> [Items from a dataset]:
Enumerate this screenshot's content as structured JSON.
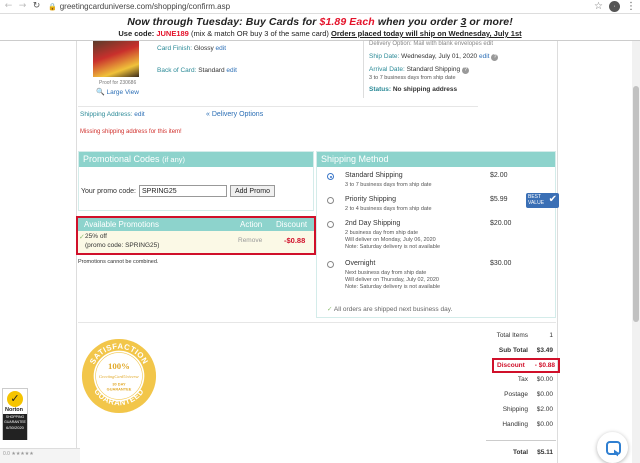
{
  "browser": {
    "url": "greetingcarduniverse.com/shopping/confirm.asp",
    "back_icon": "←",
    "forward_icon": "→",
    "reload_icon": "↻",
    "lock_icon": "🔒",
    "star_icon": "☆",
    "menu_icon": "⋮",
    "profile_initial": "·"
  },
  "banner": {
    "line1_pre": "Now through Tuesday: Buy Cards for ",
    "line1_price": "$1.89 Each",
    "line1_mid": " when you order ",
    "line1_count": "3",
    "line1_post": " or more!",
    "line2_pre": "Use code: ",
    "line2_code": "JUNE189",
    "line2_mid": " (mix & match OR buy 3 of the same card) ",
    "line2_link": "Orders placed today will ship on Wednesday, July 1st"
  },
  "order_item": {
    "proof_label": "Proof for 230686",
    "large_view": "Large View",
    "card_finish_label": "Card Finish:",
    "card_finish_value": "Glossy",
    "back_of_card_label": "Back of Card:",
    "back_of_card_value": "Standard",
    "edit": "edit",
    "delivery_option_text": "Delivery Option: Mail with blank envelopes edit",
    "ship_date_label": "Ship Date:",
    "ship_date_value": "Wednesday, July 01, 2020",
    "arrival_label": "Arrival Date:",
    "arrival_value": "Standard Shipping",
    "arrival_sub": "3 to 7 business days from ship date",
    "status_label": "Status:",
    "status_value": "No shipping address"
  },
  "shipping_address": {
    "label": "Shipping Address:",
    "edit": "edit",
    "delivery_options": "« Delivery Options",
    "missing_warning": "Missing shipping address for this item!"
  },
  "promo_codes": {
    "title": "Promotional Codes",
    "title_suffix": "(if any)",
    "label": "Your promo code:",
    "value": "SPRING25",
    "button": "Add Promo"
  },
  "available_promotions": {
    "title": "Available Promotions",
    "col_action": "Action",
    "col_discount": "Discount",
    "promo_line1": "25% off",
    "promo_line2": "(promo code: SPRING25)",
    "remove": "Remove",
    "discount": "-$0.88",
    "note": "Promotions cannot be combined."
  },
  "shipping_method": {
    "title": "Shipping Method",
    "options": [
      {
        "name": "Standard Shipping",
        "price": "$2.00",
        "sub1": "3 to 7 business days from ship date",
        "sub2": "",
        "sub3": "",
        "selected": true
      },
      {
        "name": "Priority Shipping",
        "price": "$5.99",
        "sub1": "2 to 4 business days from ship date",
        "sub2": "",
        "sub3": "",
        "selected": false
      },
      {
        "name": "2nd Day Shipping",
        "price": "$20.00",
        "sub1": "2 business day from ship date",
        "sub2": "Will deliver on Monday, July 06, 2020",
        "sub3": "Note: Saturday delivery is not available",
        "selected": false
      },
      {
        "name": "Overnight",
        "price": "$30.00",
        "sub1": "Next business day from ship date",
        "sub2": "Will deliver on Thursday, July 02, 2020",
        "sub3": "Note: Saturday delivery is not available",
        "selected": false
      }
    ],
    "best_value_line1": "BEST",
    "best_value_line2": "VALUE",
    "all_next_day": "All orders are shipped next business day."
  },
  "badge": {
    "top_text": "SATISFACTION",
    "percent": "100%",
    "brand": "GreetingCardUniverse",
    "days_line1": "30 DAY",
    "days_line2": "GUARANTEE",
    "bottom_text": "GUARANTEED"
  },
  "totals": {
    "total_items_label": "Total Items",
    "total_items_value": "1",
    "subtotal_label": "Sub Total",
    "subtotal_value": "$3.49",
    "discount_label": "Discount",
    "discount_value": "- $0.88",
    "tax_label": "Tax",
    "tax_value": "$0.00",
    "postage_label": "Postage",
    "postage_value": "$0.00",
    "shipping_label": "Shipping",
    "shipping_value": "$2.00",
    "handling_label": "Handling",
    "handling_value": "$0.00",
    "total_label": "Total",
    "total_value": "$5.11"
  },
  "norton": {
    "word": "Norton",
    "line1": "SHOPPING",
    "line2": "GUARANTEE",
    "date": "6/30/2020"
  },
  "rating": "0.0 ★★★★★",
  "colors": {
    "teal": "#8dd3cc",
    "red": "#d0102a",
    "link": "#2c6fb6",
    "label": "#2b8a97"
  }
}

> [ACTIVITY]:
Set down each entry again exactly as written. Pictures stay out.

> [YOUR RESPONSE]:
Enumerate this screenshot's content as structured JSON.
{
  "browser": {
    "url": "greetingcarduniverse.com/shopping/confirm.asp",
    "back_icon": "←",
    "forward_icon": "→",
    "reload_icon": "↻",
    "lock_icon": "🔒",
    "star_icon": "☆",
    "menu_icon": "⋮",
    "profile_initial": "·"
  },
  "banner": {
    "line1_pre": "Now through Tuesday: Buy Cards for ",
    "line1_price": "$1.89 Each",
    "line1_mid": " when you order ",
    "line1_count": "3",
    "line1_post": " or more!",
    "line2_pre": "Use code: ",
    "line2_code": "JUNE189",
    "line2_mid": " (mix & match OR buy 3 of the same card) ",
    "line2_link": "Orders placed today will ship on Wednesday, July 1st"
  },
  "order_item": {
    "proof_label": "Proof for 230686",
    "large_view": "Large View",
    "card_finish_label": "Card Finish:",
    "card_finish_value": "Glossy",
    "back_of_card_label": "Back of Card:",
    "back_of_card_value": "Standard",
    "edit": "edit",
    "delivery_option_text": "Delivery Option: Mail with blank envelopes edit",
    "ship_date_label": "Ship Date:",
    "ship_date_value": "Wednesday, July 01, 2020",
    "arrival_label": "Arrival Date:",
    "arrival_value": "Standard Shipping",
    "arrival_sub": "3 to 7 business days from ship date",
    "status_label": "Status:",
    "status_value": "No shipping address"
  },
  "shipping_address": {
    "label": "Shipping Address:",
    "edit": "edit",
    "delivery_options": "« Delivery Options",
    "missing_warning": "Missing shipping address for this item!"
  },
  "promo_codes": {
    "title": "Promotional Codes",
    "title_suffix": "(if any)",
    "label": "Your promo code:",
    "value": "SPRING25",
    "button": "Add Promo"
  },
  "available_promotions": {
    "title": "Available Promotions",
    "col_action": "Action",
    "col_discount": "Discount",
    "promo_line1": "25% off",
    "promo_line2": "(promo code: SPRING25)",
    "remove": "Remove",
    "discount": "-$0.88",
    "note": "Promotions cannot be combined."
  },
  "shipping_method": {
    "title": "Shipping Method",
    "options": [
      {
        "name": "Standard Shipping",
        "price": "$2.00",
        "sub1": "3 to 7 business days from ship date",
        "sub2": "",
        "sub3": "",
        "selected": true
      },
      {
        "name": "Priority Shipping",
        "price": "$5.99",
        "sub1": "2 to 4 business days from ship date",
        "sub2": "",
        "sub3": "",
        "selected": false
      },
      {
        "name": "2nd Day Shipping",
        "price": "$20.00",
        "sub1": "2 business day from ship date",
        "sub2": "Will deliver on Monday, July 06, 2020",
        "sub3": "Note: Saturday delivery is not available",
        "selected": false
      },
      {
        "name": "Overnight",
        "price": "$30.00",
        "sub1": "Next business day from ship date",
        "sub2": "Will deliver on Thursday, July 02, 2020",
        "sub3": "Note: Saturday delivery is not available",
        "selected": false
      }
    ],
    "best_value_line1": "BEST",
    "best_value_line2": "VALUE",
    "all_next_day": "All orders are shipped next business day."
  },
  "badge": {
    "top_text": "SATISFACTION",
    "percent": "100%",
    "brand": "GreetingCardUniverse",
    "days_line1": "30 DAY",
    "days_line2": "GUARANTEE",
    "bottom_text": "GUARANTEED"
  },
  "totals": {
    "total_items_label": "Total Items",
    "total_items_value": "1",
    "subtotal_label": "Sub Total",
    "subtotal_value": "$3.49",
    "discount_label": "Discount",
    "discount_value": "- $0.88",
    "tax_label": "Tax",
    "tax_value": "$0.00",
    "postage_label": "Postage",
    "postage_value": "$0.00",
    "shipping_label": "Shipping",
    "shipping_value": "$2.00",
    "handling_label": "Handling",
    "handling_value": "$0.00",
    "total_label": "Total",
    "total_value": "$5.11"
  },
  "norton": {
    "word": "Norton",
    "line1": "SHOPPING",
    "line2": "GUARANTEE",
    "date": "6/30/2020"
  },
  "rating": "0.0 ★★★★★",
  "colors": {
    "teal": "#8dd3cc",
    "red": "#d0102a",
    "link": "#2c6fb6",
    "label": "#2b8a97"
  }
}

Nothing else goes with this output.